The researchers reported numerous CNVs affecting genes, and found that these genes are part of similar cellular pathways involved in brain development, synapse function and chromatin regulation. Individuals with ASD carried more of these CNVs than individuals in the control group, and some of them were inherited while others were only present in offspring with ASD.

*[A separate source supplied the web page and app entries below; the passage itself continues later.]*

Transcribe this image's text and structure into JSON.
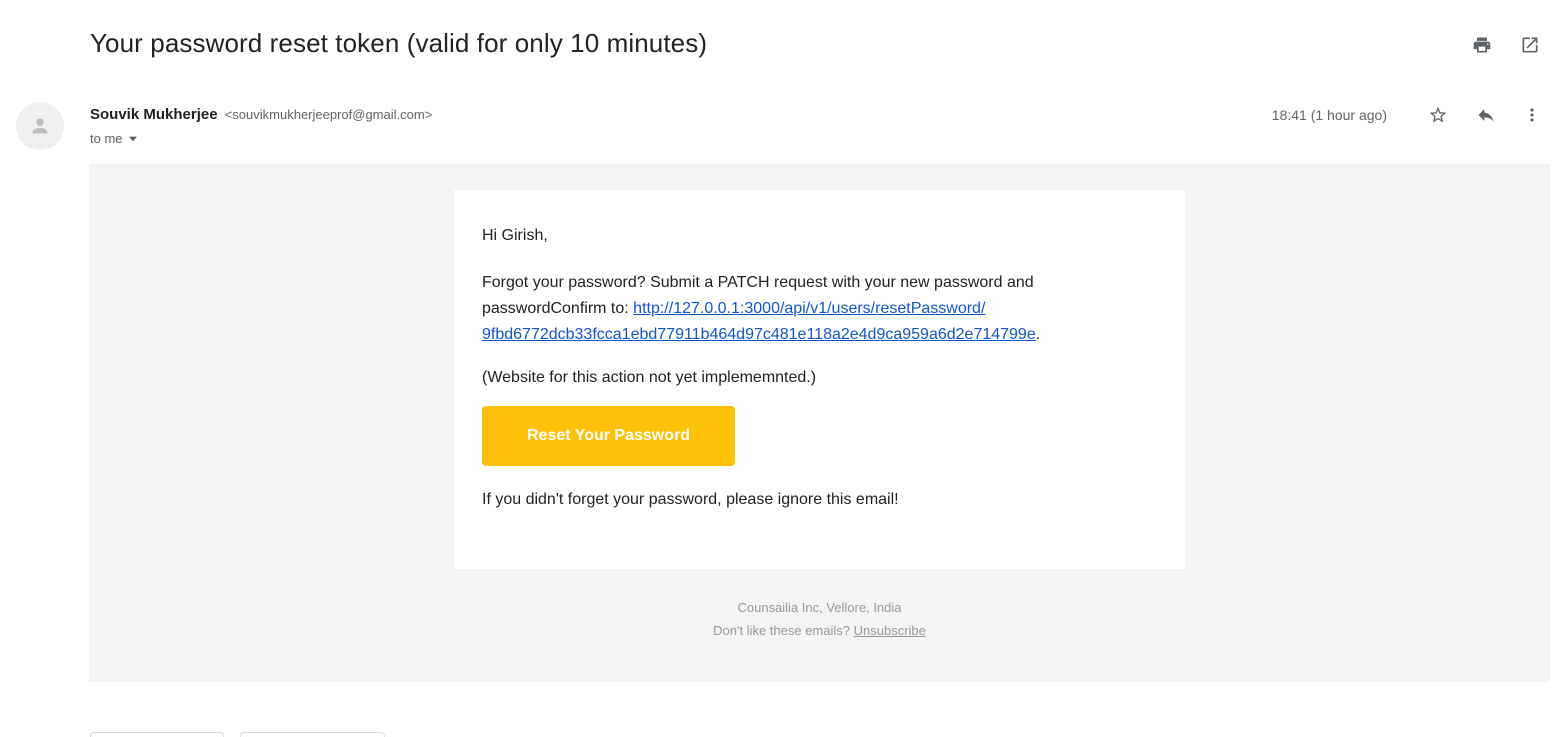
{
  "email": {
    "subject": "Your password reset token (valid for only 10 minutes)",
    "sender_name": "Souvik Mukherjee",
    "sender_email": "<souvikmukherjeeprof@gmail.com>",
    "recipient": "to me",
    "timestamp": "18:41 (1 hour ago)"
  },
  "message": {
    "greeting": "Hi Girish,",
    "intro": "Forgot your password? Submit a PATCH request with your new password and passwordConfirm to: ",
    "link_line1": "http://127.0.0.1:3000/api/v1/users/resetPassword/",
    "link_line2": "9fbd6772dcb33fcca1ebd77911b464d97c481e118a2e4d9ca959a6d2e714799e",
    "link_suffix": ".",
    "note": "(Website for this action not yet implememnted.)",
    "button_label": "Reset Your Password",
    "ignore": "If you didn't forget your password, please ignore this email!"
  },
  "footer": {
    "company": "Counsailia Inc, Vellore, India",
    "unsubscribe_prefix": "Don't like these emails? ",
    "unsubscribe_link": "Unsubscribe"
  },
  "icons": {
    "print": "printer-icon",
    "popout": "open-in-new-window-icon",
    "star": "star-icon",
    "reply": "reply-icon",
    "more": "more-vertical-icon",
    "avatar": "person-icon",
    "dropdown": "caret-down-icon"
  },
  "colors": {
    "button": "#ffc107",
    "link": "#1155cc",
    "body_background": "#f4f4f4"
  }
}
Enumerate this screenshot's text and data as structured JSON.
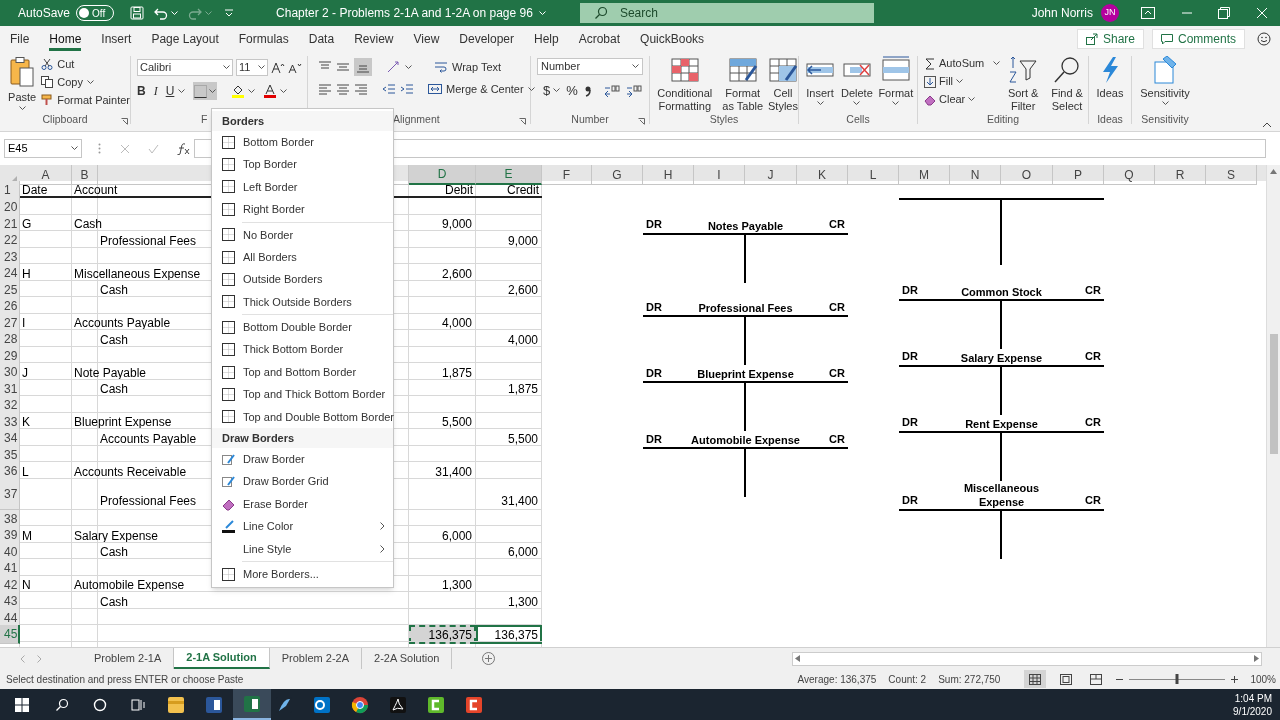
{
  "title_bar": {
    "autosave_label": "AutoSave",
    "autosave_on": false,
    "autosave_state": "Off",
    "title": "Chapter 2 - Problems 2-1A and 1-2A on page 96",
    "search_placeholder": "Search",
    "user_name": "John Norris",
    "user_initials": "JN"
  },
  "menu_tabs": [
    {
      "label": "File",
      "selected": false
    },
    {
      "label": "Home",
      "selected": true
    },
    {
      "label": "Insert",
      "selected": false
    },
    {
      "label": "Page Layout",
      "selected": false
    },
    {
      "label": "Formulas",
      "selected": false
    },
    {
      "label": "Data",
      "selected": false
    },
    {
      "label": "Review",
      "selected": false
    },
    {
      "label": "View",
      "selected": false
    },
    {
      "label": "Developer",
      "selected": false
    },
    {
      "label": "Help",
      "selected": false
    },
    {
      "label": "Acrobat",
      "selected": false
    },
    {
      "label": "QuickBooks",
      "selected": false
    }
  ],
  "share_button": "Share",
  "comments_button": "Comments",
  "ribbon": {
    "clipboard": {
      "paste": "Paste",
      "cut": "Cut",
      "copy": "Copy",
      "format_painter": "Format Painter",
      "label": "Clipboard"
    },
    "font": {
      "font_name": "Calibri",
      "font_size": "11",
      "bold": "B",
      "italic": "I",
      "underline": "U",
      "label": "F"
    },
    "alignment": {
      "bottom_align_selected": true,
      "wrap_text": "Wrap Text",
      "merge_center": "Merge & Center",
      "label": "Alignment"
    },
    "number": {
      "format": "Number",
      "currency": "$",
      "percent": "%",
      "label": "Number"
    },
    "styles": {
      "conditional_formatting": "Conditional Formatting",
      "format_as_table": "Format as Table",
      "cell_styles": "Cell Styles",
      "label": "Styles"
    },
    "cells": {
      "insert": "Insert",
      "delete": "Delete",
      "format": "Format",
      "label": "Cells"
    },
    "editing": {
      "autosum": "AutoSum",
      "fill": "Fill",
      "clear": "Clear",
      "sort_filter": "Sort & Filter",
      "find_select": "Find & Select",
      "label": "Editing"
    },
    "ideas": {
      "ideas": "Ideas",
      "label": "Ideas"
    },
    "sensitivity": {
      "sensitivity": "Sensitivity",
      "label": "Sensitivity"
    }
  },
  "borders_menu": {
    "open": true,
    "items": [
      {
        "kind": "header",
        "label": "Borders"
      },
      {
        "kind": "border",
        "label": "Bottom Border"
      },
      {
        "kind": "border",
        "label": "Top Border"
      },
      {
        "kind": "border",
        "label": "Left Border"
      },
      {
        "kind": "border",
        "label": "Right Border"
      },
      {
        "kind": "separator"
      },
      {
        "kind": "border",
        "label": "No Border"
      },
      {
        "kind": "border",
        "label": "All Borders"
      },
      {
        "kind": "border",
        "label": "Outside Borders"
      },
      {
        "kind": "border",
        "label": "Thick Outside Borders"
      },
      {
        "kind": "separator"
      },
      {
        "kind": "border",
        "label": "Bottom Double Border"
      },
      {
        "kind": "border",
        "label": "Thick Bottom Border"
      },
      {
        "kind": "border",
        "label": "Top and Bottom Border"
      },
      {
        "kind": "border",
        "label": "Top and Thick Bottom Border"
      },
      {
        "kind": "border",
        "label": "Top and Double Bottom Border"
      },
      {
        "kind": "header",
        "label": "Draw Borders"
      },
      {
        "kind": "pencil",
        "label": "Draw Border"
      },
      {
        "kind": "pencil",
        "label": "Draw Border Grid"
      },
      {
        "kind": "eraser",
        "label": "Erase Border"
      },
      {
        "kind": "color",
        "label": "Line Color",
        "submenu": true
      },
      {
        "kind": "plain",
        "label": "Line Style",
        "submenu": true
      },
      {
        "kind": "separator"
      },
      {
        "kind": "border",
        "label": "More Borders..."
      }
    ]
  },
  "formula_bar": {
    "name_box": "E45"
  },
  "sheet": {
    "columns": [
      {
        "letter": "A",
        "selected": false
      },
      {
        "letter": "B",
        "selected": false
      },
      {
        "selected": false
      },
      {
        "letter": "D",
        "selected": true
      },
      {
        "letter": "E",
        "selected": true
      },
      {
        "letter": "F",
        "selected": false
      },
      {
        "letter": "G",
        "selected": false
      },
      {
        "letter": "H",
        "selected": false
      },
      {
        "letter": "I",
        "selected": false
      },
      {
        "letter": "J",
        "selected": false
      },
      {
        "letter": "K",
        "selected": false
      },
      {
        "letter": "L",
        "selected": false
      },
      {
        "letter": "M",
        "selected": false
      },
      {
        "letter": "N",
        "selected": false
      },
      {
        "letter": "O",
        "selected": false
      },
      {
        "letter": "P",
        "selected": false
      },
      {
        "letter": "Q",
        "selected": false
      },
      {
        "letter": "R",
        "selected": false
      },
      {
        "letter": "S",
        "selected": false
      }
    ],
    "header_row": {
      "number": "1",
      "date": "Date",
      "account": "Account",
      "debit": "Debit",
      "credit": "Credit"
    },
    "rows": [
      {
        "number": "20",
        "selected": false,
        "right_t": {
          "kind": "stem"
        }
      },
      {
        "number": "21",
        "selected": false,
        "date": "G",
        "account": "Cash",
        "debit": "9,000",
        "left_t": {
          "kind": "header",
          "dr": "DR",
          "title": "Notes Payable",
          "cr": "CR"
        }
      },
      {
        "number": "22",
        "selected": false,
        "sub_account": "Professional Fees",
        "credit": "9,000"
      },
      {
        "number": "23",
        "selected": false
      },
      {
        "number": "24",
        "selected": false,
        "date": "H",
        "account": "Miscellaneous Expense",
        "debit": "2,600"
      },
      {
        "number": "25",
        "selected": false,
        "sub_account": "Cash",
        "credit": "2,600",
        "right_t": {
          "kind": "header",
          "dr": "DR",
          "title": "Common Stock",
          "cr": "CR"
        }
      },
      {
        "number": "26",
        "selected": false,
        "left_t": {
          "kind": "header",
          "dr": "DR",
          "title": "Professional Fees",
          "cr": "CR"
        }
      },
      {
        "number": "27",
        "selected": false,
        "date": "I",
        "account": "Accounts Payable",
        "debit": "4,000"
      },
      {
        "number": "28",
        "selected": false,
        "sub_account": "Cash",
        "credit": "4,000"
      },
      {
        "number": "29",
        "selected": false,
        "right_t": {
          "kind": "header",
          "dr": "DR",
          "title": "Salary Expense",
          "cr": "CR"
        }
      },
      {
        "number": "30",
        "selected": false,
        "date": "J",
        "account": "Note Payable",
        "debit": "1,875",
        "left_t": {
          "kind": "header",
          "dr": "DR",
          "title": "Blueprint Expense",
          "cr": "CR"
        }
      },
      {
        "number": "31",
        "selected": false,
        "sub_account": "Cash",
        "credit": "1,875"
      },
      {
        "number": "32",
        "selected": false
      },
      {
        "number": "33",
        "selected": false,
        "date": "K",
        "account": "Blueprint Expense",
        "debit": "5,500",
        "right_t": {
          "kind": "header",
          "dr": "DR",
          "title": "Rent Expense",
          "cr": "CR"
        }
      },
      {
        "number": "34",
        "selected": false,
        "sub_account": "Accounts Payable",
        "credit": "5,500",
        "left_t": {
          "kind": "header",
          "dr": "DR",
          "title": "Automobile Expense",
          "cr": "CR"
        }
      },
      {
        "number": "35",
        "selected": false
      },
      {
        "number": "36",
        "selected": false,
        "date": "L",
        "account": "Accounts Receivable",
        "debit": "31,400"
      },
      {
        "number": "37",
        "selected": false,
        "tall": true,
        "sub_account": "Professional Fees",
        "credit": "31,400",
        "right_t": {
          "kind": "header",
          "dr": "DR",
          "title": "Miscellaneous Expense",
          "cr": "CR"
        }
      },
      {
        "number": "38",
        "selected": false
      },
      {
        "number": "39",
        "selected": false,
        "date": "M",
        "account": "Salary Expense",
        "debit": "6,000"
      },
      {
        "number": "40",
        "selected": false,
        "sub_account": "Cash",
        "credit": "6,000"
      },
      {
        "number": "41",
        "selected": false
      },
      {
        "number": "42",
        "selected": false,
        "date": "N",
        "account": "Automobile Expense",
        "debit": "1,300"
      },
      {
        "number": "43",
        "selected": false,
        "sub_account": "Cash",
        "credit": "1,300"
      },
      {
        "number": "44",
        "selected": false
      },
      {
        "number": "45",
        "selected": true,
        "debit": "136,375",
        "credit": "136,375"
      }
    ]
  },
  "sheet_tabs": [
    {
      "label": "Problem 2-1A",
      "selected": false
    },
    {
      "label": "2-1A Solution",
      "selected": true
    },
    {
      "label": "Problem 2-2A",
      "selected": false
    },
    {
      "label": "2-2A Solution",
      "selected": false
    }
  ],
  "status_bar": {
    "message": "Select destination and press ENTER or choose Paste",
    "average": "Average: 136,375",
    "count": "Count: 2",
    "sum": "Sum: 272,750",
    "zoom_slider": {
      "level": 0.5
    },
    "zoom": "100%"
  },
  "taskbar": {
    "time": "1:04 PM",
    "date": "9/1/2020"
  }
}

An earlier study, results of which were first published in 2010, highlighted a subset of these findings within a cohort of approximately 1,000 families in the U.S. and Europe; this larger study has expanded that cohort to nearly 2,500 families, each comprising "trios" of two parents and one child. By further aggregating CNVs and SNVs (the latter identified in other studies), Mount Sinai researchers discovered many additional genes and pathways involved in ASD.
"We hope that these new findings will help group individuals with ASD based upon their genetic causes and lead to earlier diagnosis, and smarter, more focused therapies and interventions for autism spectrum disorders," said first author Dalila Pinto, PhD, Assistant Professor of Psychiatry, and Genetics and Genomic Sciences at the Icahn School of Medicine at Mount Sinai. Dr. Pinto is a Seaver Foundation Faculty Fellow, and a member of the Mindich Child Health & Development Institute, the Icahn Institute for Genomics and Multiscale Biology, and the Friedman Brain Institute at the Icahn School of Medicine at Mount Sinai; other Mount Sinai researchers on this study include Mafalda Barbosa, Graduate Student in Psychiatry; Xiao Xu, PhD, Postdoctoral Fellow in Psychiatry; Alexander Kolevzon, MD, Clinical Director of the Seaver Autism Center and Associate Professor of Psychiatry and Pediatrics; and Joseph D. Buxbaum, PhD, Director of the Seaver Autism Center, Vice Chair for Research in Psychiatry, and Professor of Psychiatry, Neuroscience, and Genetics and Genomic Sciences.
|Contact: Sid Dinsay|
The Mount Sinai Hospital / Mount Sinai School of Medicine